- Opening Delimiter -

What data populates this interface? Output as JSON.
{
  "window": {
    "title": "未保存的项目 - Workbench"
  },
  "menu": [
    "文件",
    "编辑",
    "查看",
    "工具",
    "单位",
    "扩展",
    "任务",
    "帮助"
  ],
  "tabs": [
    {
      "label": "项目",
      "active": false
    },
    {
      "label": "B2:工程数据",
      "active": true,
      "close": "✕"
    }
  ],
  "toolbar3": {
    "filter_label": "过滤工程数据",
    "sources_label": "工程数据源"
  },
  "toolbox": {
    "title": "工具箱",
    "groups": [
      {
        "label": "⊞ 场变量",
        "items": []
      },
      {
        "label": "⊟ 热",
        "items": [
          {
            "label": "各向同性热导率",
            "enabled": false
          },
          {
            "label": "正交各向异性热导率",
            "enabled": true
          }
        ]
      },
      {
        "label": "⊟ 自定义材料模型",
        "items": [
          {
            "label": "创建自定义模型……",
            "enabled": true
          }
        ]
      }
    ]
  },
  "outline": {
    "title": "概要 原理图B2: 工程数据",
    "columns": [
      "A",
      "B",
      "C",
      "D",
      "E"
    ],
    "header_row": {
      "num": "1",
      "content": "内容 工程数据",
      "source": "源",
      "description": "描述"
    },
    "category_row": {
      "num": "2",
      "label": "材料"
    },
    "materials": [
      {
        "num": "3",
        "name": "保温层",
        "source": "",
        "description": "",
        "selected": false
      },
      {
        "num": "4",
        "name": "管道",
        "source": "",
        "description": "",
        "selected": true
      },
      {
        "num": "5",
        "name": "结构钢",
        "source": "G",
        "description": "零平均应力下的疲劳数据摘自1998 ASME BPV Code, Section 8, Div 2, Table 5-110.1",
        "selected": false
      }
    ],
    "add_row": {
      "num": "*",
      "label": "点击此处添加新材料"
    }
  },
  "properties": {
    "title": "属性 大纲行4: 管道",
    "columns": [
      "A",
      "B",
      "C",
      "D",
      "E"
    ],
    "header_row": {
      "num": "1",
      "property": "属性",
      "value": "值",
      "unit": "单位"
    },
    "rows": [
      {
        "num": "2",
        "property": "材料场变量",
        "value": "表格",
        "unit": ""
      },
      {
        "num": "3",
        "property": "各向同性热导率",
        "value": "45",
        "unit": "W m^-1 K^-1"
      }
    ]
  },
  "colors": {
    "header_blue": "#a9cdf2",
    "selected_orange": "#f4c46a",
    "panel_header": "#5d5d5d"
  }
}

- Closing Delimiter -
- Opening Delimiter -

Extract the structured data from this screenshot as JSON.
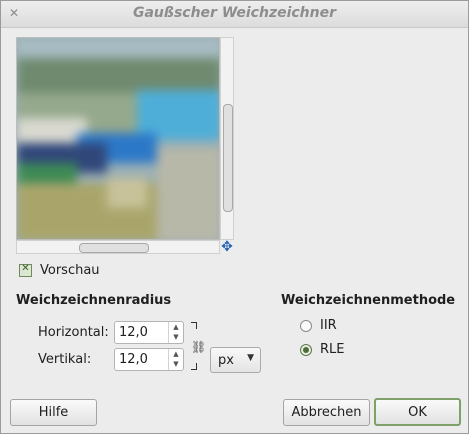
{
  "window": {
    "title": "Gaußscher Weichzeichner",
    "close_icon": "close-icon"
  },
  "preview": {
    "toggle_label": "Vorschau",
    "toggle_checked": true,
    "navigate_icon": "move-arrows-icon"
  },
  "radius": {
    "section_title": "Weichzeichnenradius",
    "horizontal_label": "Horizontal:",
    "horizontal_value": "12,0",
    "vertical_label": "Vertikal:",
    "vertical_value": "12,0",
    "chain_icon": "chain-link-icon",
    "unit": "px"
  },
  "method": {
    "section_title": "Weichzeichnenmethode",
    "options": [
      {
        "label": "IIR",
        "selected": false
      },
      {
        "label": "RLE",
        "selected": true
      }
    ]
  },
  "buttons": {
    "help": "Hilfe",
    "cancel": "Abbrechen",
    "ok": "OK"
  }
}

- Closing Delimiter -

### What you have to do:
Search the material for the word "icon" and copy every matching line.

### Answer box:
    "close_icon": "close-icon"
    "navigate_icon": "move-arrows-icon"
    "chain_icon": "chain-link-icon",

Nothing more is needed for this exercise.